I am in limbo. Cinematic limbo.
I fear I will be chastised for my sins with this cowardly coward’s rating; neither love nor hate, a gutless swerve from the extremes. The three-star rating is one I try desperately to avoid. Of all the scores a handful of stars can give, three bares the pathetic role of: indifference. Calvary, I just wasn’t that into you.
The opening shot, though, had me transfixed in its holy beauty. From there, things seemed to languidly fall apart. Brendan Gleeson’s Father James is perched in the confessions box, conventionally listening intently to the voice of a troubled man; unconventionally listening to a threat on his life. “Sunday week, let’s say” – for his planned murder is not one of personal spite or hatred, but of universal abhorrence for the Catholic priesthood. Because killing a guilty priest would be too obvious. No one expects the death of the innocent.
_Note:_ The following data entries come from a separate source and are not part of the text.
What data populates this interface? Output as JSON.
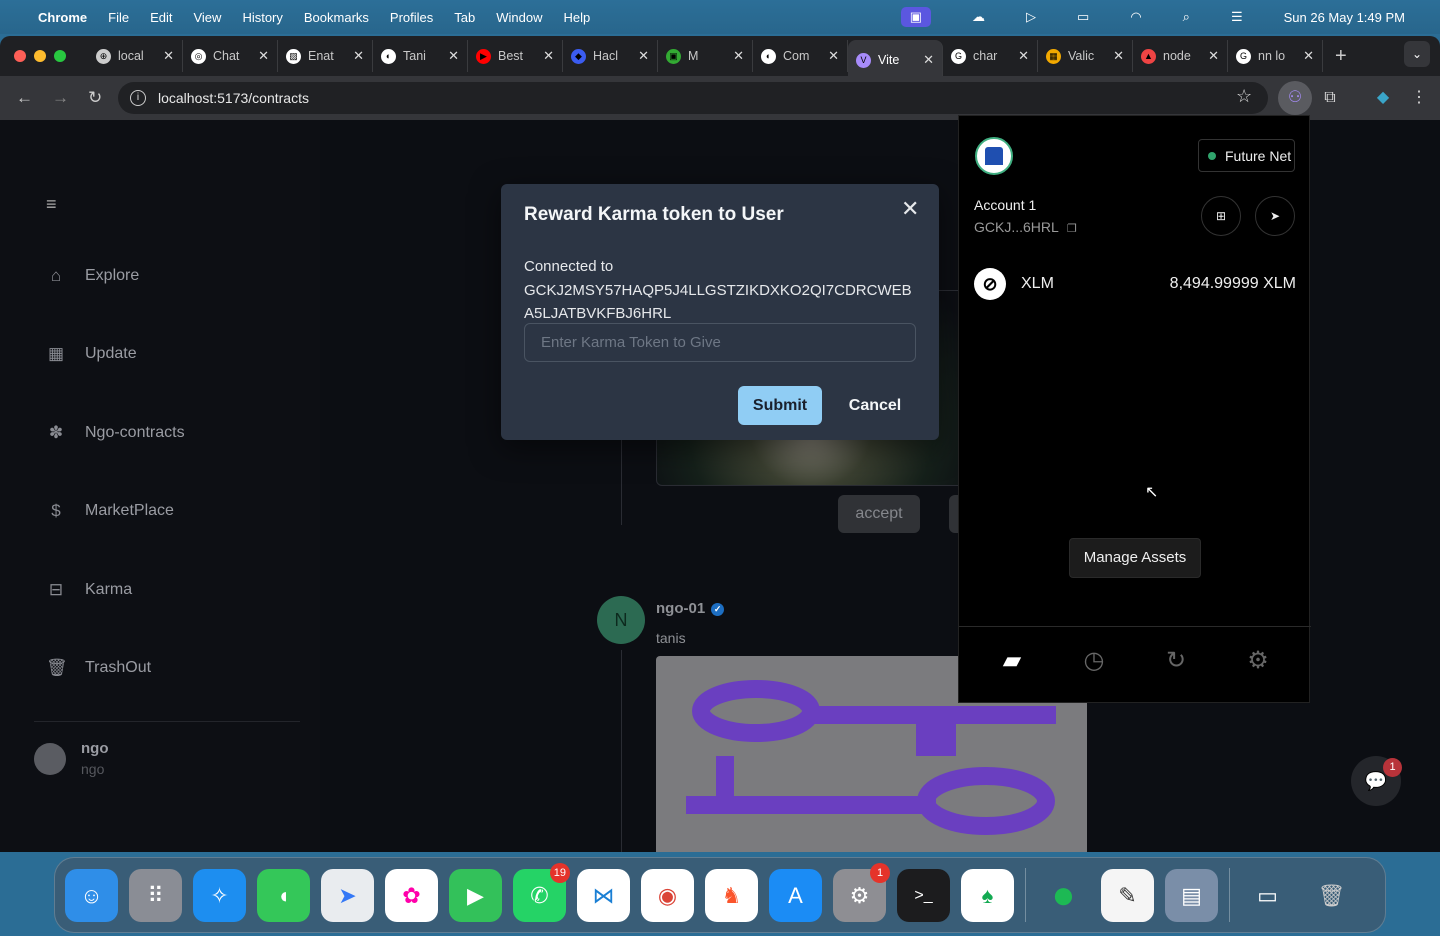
{
  "menubar": {
    "app": "Chrome",
    "items": [
      "File",
      "Edit",
      "View",
      "History",
      "Bookmarks",
      "Profiles",
      "Tab",
      "Window",
      "Help"
    ],
    "datetime": "Sun 26 May  1:49 PM"
  },
  "tabs": [
    {
      "label": "local",
      "active": false
    },
    {
      "label": "Chat",
      "active": false
    },
    {
      "label": "Enat",
      "active": false
    },
    {
      "label": "Tani",
      "active": false
    },
    {
      "label": "Best",
      "active": false
    },
    {
      "label": "Hacl",
      "active": false
    },
    {
      "label": "M",
      "active": false
    },
    {
      "label": "Com",
      "active": false
    },
    {
      "label": "Vite",
      "active": true
    },
    {
      "label": "char",
      "active": false
    },
    {
      "label": "Valic",
      "active": false
    },
    {
      "label": "node",
      "active": false
    },
    {
      "label": "nn lo",
      "active": false
    }
  ],
  "address": {
    "url": "localhost:5173/contracts"
  },
  "sidebar": {
    "items": [
      {
        "label": "Explore",
        "icon": "home-icon"
      },
      {
        "label": "Update",
        "icon": "calendar-icon"
      },
      {
        "label": "Ngo-contracts",
        "icon": "paw-icon"
      },
      {
        "label": "MarketPlace",
        "icon": "dollar-icon"
      },
      {
        "label": "Karma",
        "icon": "briefcase-icon"
      },
      {
        "label": "TrashOut",
        "icon": "trash-icon"
      }
    ],
    "user": {
      "name": "ngo",
      "handle": "ngo"
    }
  },
  "feed": {
    "accept_label": "accept",
    "post": {
      "avatar_letter": "N",
      "author": "ngo-01",
      "text": "tanis"
    }
  },
  "chat": {
    "badge": "1"
  },
  "modal": {
    "title": "Reward Karma token to User",
    "connected_label": "Connected to",
    "address": "GCKJ2MSY57HAQP5J4LLGSTZIKDXKO2QI7CDRCWEBA5LJATBVKFBJ6HRL",
    "input_placeholder": "Enter Karma Token to Give",
    "submit": "Submit",
    "cancel": "Cancel",
    "submit_color": "#90cdf4"
  },
  "wallet": {
    "network": "Future Net",
    "network_color": "#30a46c",
    "account": "Account 1",
    "short_address": "GCKJ...6HRL",
    "assets": [
      {
        "code": "XLM",
        "balance": "8,494.99999 XLM"
      }
    ],
    "manage_label": "Manage Assets"
  },
  "dock": {
    "whatsapp_badge": "19",
    "settings_badge": "1"
  }
}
So the plot starts off an interesting one – an atypical religion-rooted film set in a small, Irish village by the sea. And while you would expect a wild threat like that to travel the length and breadth of the community within a matter of hours, of course, the confession is left unspoken, for the most part, the code and conduct of confidentiality within the church left untarnished. So the threat lingers, like a forever-untouched itch, weaving its way into the background of the community’s subplots.
And that sounds like intriguing, masterful writing, pulling the viewer in with each simultaneous step away from and into danger – a glorified study on the art of procrastination. It should be calming and somewhat soothing, what with the gorgeous Irish hills and waves forming peaks along the windswept skyline. Or maybe I’m just being idealistic – the town’s priest had just scored a fearless death threat. But it’s just bleak. Bleak and painfully grey.
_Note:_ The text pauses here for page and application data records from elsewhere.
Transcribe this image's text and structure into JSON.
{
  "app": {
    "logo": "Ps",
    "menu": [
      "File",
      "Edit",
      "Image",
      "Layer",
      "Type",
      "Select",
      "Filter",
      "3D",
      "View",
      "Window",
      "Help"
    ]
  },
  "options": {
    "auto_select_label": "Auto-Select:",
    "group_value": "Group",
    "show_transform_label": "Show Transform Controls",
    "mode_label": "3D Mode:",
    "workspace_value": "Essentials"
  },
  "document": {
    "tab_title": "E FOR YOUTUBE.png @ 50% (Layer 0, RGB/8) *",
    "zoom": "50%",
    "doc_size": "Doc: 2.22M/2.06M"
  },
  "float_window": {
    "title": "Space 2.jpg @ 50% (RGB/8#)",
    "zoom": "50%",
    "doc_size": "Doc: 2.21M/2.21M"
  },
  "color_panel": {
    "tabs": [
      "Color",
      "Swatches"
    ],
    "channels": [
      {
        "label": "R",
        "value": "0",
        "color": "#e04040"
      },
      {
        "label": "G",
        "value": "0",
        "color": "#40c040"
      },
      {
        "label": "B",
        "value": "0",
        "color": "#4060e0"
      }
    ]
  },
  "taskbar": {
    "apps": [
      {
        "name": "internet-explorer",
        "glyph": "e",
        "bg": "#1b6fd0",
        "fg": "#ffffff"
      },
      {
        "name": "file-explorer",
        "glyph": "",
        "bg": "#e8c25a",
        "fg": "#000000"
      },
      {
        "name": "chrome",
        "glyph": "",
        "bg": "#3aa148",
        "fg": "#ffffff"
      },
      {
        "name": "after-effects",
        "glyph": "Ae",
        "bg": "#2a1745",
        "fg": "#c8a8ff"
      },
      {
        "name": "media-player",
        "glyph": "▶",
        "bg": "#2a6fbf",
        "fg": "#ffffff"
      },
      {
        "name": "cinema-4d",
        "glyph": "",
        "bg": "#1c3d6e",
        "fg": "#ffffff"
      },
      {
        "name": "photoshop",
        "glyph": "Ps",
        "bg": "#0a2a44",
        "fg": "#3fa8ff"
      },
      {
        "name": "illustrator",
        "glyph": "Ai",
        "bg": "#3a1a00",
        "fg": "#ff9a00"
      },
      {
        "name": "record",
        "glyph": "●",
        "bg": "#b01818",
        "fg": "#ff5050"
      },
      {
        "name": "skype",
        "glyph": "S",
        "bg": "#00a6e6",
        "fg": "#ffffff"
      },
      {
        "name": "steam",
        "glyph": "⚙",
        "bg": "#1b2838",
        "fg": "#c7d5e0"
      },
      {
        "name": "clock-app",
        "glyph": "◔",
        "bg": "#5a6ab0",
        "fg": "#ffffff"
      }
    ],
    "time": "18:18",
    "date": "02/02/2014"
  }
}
Really, I think what the main problem is, you have to look really hard to find something of humanity’s ability to be good. And it is there, it’s almost always there. And maybe the lack of it in Calvary is something that negatively reflects everything that is good with the filmmaking. It sends you into this depressed state where nothing is joyful or uplifting or just, nice, and instead, you’re surrounded by a four-cornered tsunami of pessimism and destruction and miserable lives. Not one person in the village seems to be genuinely happy – content, maybe, but not happy.
Father James’ character is likeable enough with his laid-back and unflinching calm attitude in life. But we never go deep enough into his inner-workings of his true, unconcealed feelings. Yes, this façade he holds up is a vital part of his disposition but, as a viewer, my fulfilment jug was left half empty, dry even. But while the rest of the story plays out at a somewhat disjointed tenor, there is nothing disjointed about the mighty Gleeson’s performance. He has, undeniably, made a fine name for himself over the years and for Calvary, he is the linchpin, the solid ground holding the teetering pinhead upright for 102 assorted minutes.
What it does do well is question how safe we all are, in homes and towns we consider innocuous, with people we consider our friends and allies. The majority of murders are committed by a person the victim knows. Whether it’s an acquaintance, a friend, a lover, is anyone really safe? (…I seem to have been infected by the film’s bleak cynicism. Excuse me.)
One inspiriting thing I will take away is the image of a Catholic priest in a red, open-top sports car. Now that I thought I’d never see.